Yesterday I traveled to Florence, Arizona, to a federal detention facility one hour north of Tucson, where we celebrated Mass with 50 men who rarely have a chance to attend Mass, and who are separated from their family and friends. We sang hymns together, prayed together and exchanged the sign of peace. I tried to follow along in Spanish. At the end of the Mass, a few came up to greet us, shaking hands and thanking us for coming.
We were unable to bring cameras or cell phones into the facility, so I will try to give a picture of an event that was very moving for everyone involved.

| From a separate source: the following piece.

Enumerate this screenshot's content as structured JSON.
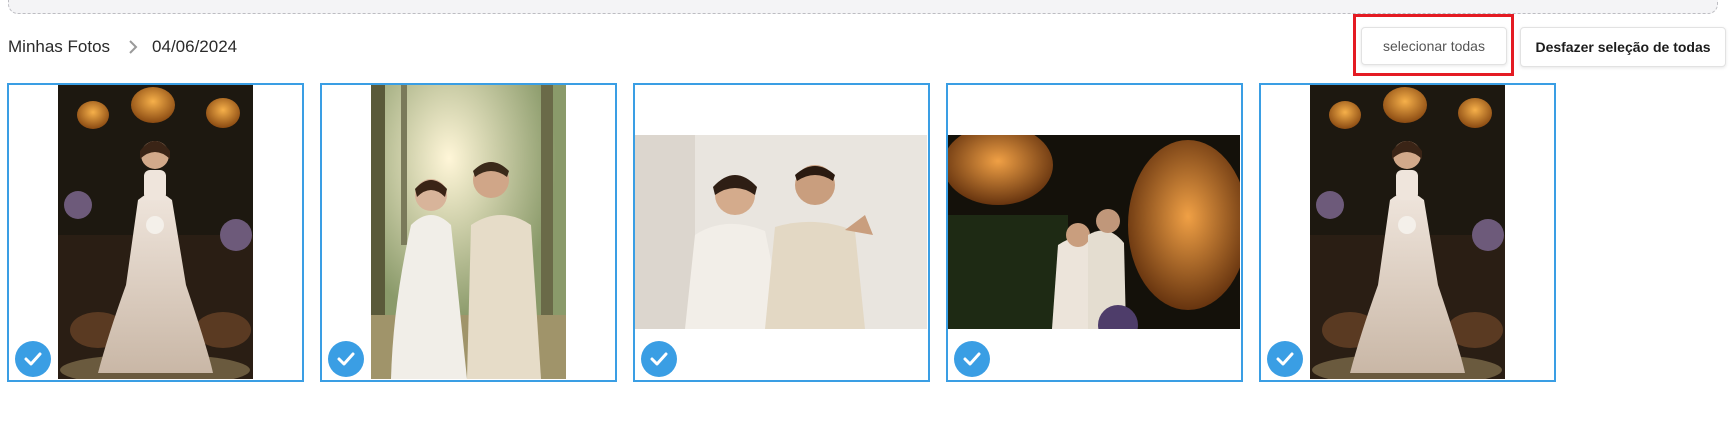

The Mass was celebrated by Father Kevin White of Jesuit Refugee Service. JRS has a contract with the government to provide chaplains to these detention centers, and I am traveling with them to visit some of their border ministries. Dominican Sister Lynn Allvin is the chaplain at the Florence facility and helped to organize the service. She runs a weekly communion service for the detainees and also helps with counseling.
Many of the men at the Mass are from Central America. Some of them were picked up trying to cross the border, but others have been in this country for many years. Their futures are very uncertain. Some will be in the detention center for only a few days—the government runs planes back to Guatemala from Phoenix every week. Others will be here for longer as they appeal their detention or seek asylum.
The men looked very young. They were on the short side, and all wore the same government-issued slippers. The facility is only for adult males, but determining the age of a detainee can be difficult. Dentists are brought in to look at their wisdom teeth to try to figure out their age. The men were dressed in blue or orange uniforms, the color designating their security status in the facility.
We were given stapled-together song books and a pamphlet with the readings and responses in English and Spanish. We were in a cafeteria, but Sister Lynn hung a cross from the wall, and, in a touch I found oddly comforting, designated the songs on a banner using felt numbers. A man played guitar and two others led us in song. One man spent most of the Mass on his knees, his hands held up in prayer.
Some of the men looked distraught during Mass, but others were smiling—more than I would have expected.
In his homily, Father Kevin acknowledged that these men are on a difficult journey, but assured them God is with them.
I sat to the left of the detainees with staff and board members from JRS. We were greeted with applause upon our arrival, and a few men made their way over to us during the sign of peace to give us their hands. The Mass lasted about an hour. The microphone didn’t always work (another comforting detail), and at the end Sister Lynn asked who in the congregation was celebrating birthdays this month. A few men raised their hands.
There were at least two guards in the room. Occasionally we could hear their radios go off.
At the end of Mass, some of the men came up to us, said hello and shook our hands. We did not learn their names. Many of them are known to staff only by their “alien number.” Sister Lynn tries to learn their names and on occasion will call them Mr. Garcia or Mr. Perez to give them a sense of dignity.
The men often leave the facility abruptly. One day they are there, the next they are gone. (The average stay is three weeks.) The chaplains often don’t get to say goodbye, but sometimes they do. Sister Lynn tells them that they will see each other again in heaven.